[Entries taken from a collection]

•••••

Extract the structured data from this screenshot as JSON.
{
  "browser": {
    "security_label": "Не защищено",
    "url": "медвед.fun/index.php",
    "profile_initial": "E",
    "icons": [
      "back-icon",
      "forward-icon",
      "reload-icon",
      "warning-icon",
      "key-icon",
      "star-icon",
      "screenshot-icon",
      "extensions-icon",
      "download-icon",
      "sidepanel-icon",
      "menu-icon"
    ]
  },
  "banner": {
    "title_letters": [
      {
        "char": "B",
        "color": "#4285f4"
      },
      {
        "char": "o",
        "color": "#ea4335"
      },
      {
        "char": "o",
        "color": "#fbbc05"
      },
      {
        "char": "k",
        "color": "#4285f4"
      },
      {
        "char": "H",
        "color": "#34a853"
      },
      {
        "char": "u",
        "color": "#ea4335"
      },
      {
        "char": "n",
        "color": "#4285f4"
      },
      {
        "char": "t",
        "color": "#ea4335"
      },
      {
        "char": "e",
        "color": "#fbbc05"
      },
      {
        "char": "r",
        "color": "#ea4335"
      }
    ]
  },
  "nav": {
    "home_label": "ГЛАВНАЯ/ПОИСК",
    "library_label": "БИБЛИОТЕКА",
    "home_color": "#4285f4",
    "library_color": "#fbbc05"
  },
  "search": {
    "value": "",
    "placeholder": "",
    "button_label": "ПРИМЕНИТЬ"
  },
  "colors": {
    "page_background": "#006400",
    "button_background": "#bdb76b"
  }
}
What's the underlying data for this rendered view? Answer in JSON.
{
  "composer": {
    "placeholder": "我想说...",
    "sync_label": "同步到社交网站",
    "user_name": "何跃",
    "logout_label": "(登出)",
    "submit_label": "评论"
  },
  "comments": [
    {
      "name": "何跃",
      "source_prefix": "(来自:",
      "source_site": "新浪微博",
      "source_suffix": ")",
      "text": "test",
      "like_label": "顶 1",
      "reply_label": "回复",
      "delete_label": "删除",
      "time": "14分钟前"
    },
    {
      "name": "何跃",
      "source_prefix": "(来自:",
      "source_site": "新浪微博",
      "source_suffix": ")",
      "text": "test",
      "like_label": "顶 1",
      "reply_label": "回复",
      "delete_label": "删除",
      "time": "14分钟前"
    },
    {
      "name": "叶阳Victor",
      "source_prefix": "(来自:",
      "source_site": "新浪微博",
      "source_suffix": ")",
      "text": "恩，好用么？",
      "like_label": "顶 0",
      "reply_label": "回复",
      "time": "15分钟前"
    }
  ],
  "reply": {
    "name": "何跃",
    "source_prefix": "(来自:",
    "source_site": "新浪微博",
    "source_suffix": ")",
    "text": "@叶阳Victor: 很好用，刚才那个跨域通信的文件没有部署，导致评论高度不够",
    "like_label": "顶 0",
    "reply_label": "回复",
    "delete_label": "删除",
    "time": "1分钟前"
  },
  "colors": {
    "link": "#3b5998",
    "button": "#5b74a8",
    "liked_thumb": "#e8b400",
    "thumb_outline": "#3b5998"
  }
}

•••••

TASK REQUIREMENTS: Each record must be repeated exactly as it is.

PROBLEM SOLUTION:
Extract the structured data from this screenshot as JSON.
{
  "browser": {
    "security_label": "Не защищено",
    "url": "медвед.fun/index.php",
    "profile_initial": "E",
    "icons": [
      "back-icon",
      "forward-icon",
      "reload-icon",
      "warning-icon",
      "key-icon",
      "star-icon",
      "screenshot-icon",
      "extensions-icon",
      "download-icon",
      "sidepanel-icon",
      "menu-icon"
    ]
  },
  "banner": {
    "title_letters": [
      {
        "char": "B",
        "color": "#4285f4"
      },
      {
        "char": "o",
        "color": "#ea4335"
      },
      {
        "char": "o",
        "color": "#fbbc05"
      },
      {
        "char": "k",
        "color": "#4285f4"
      },
      {
        "char": "H",
        "color": "#34a853"
      },
      {
        "char": "u",
        "color": "#ea4335"
      },
      {
        "char": "n",
        "color": "#4285f4"
      },
      {
        "char": "t",
        "color": "#ea4335"
      },
      {
        "char": "e",
        "color": "#fbbc05"
      },
      {
        "char": "r",
        "color": "#ea4335"
      }
    ]
  },
  "nav": {
    "home_label": "ГЛАВНАЯ/ПОИСК",
    "library_label": "БИБЛИОТЕКА",
    "home_color": "#4285f4",
    "library_color": "#fbbc05"
  },
  "search": {
    "value": "",
    "placeholder": "",
    "button_label": "ПРИМЕНИТЬ"
  },
  "colors": {
    "page_background": "#006400",
    "button_background": "#bdb76b"
  }
}
What's the underlying data for this rendered view? Answer in JSON.
{
  "composer": {
    "placeholder": "我想说...",
    "sync_label": "同步到社交网站",
    "user_name": "何跃",
    "logout_label": "(登出)",
    "submit_label": "评论"
  },
  "comments": [
    {
      "name": "何跃",
      "source_prefix": "(来自:",
      "source_site": "新浪微博",
      "source_suffix": ")",
      "text": "test",
      "like_label": "顶 1",
      "reply_label": "回复",
      "delete_label": "删除",
      "time": "14分钟前"
    },
    {
      "name": "何跃",
      "source_prefix": "(来自:",
      "source_site": "新浪微博",
      "source_suffix": ")",
      "text": "test",
      "like_label": "顶 1",
      "reply_label": "回复",
      "delete_label": "删除",
      "time": "14分钟前"
    },
    {
      "name": "叶阳Victor",
      "source_prefix": "(来自:",
      "source_site": "新浪微博",
      "source_suffix": ")",
      "text": "恩，好用么？",
      "like_label": "顶 0",
      "reply_label": "回复",
      "time": "15分钟前"
    }
  ],
  "reply": {
    "name": "何跃",
    "source_prefix": "(来自:",
    "source_site": "新浪微博",
    "source_suffix": ")",
    "text": "@叶阳Victor: 很好用，刚才那个跨域通信的文件没有部署，导致评论高度不够",
    "like_label": "顶 0",
    "reply_label": "回复",
    "delete_label": "删除",
    "time": "1分钟前"
  },
  "colors": {
    "link": "#3b5998",
    "button": "#5b74a8",
    "liked_thumb": "#e8b400",
    "thumb_outline": "#3b5998"
  }
}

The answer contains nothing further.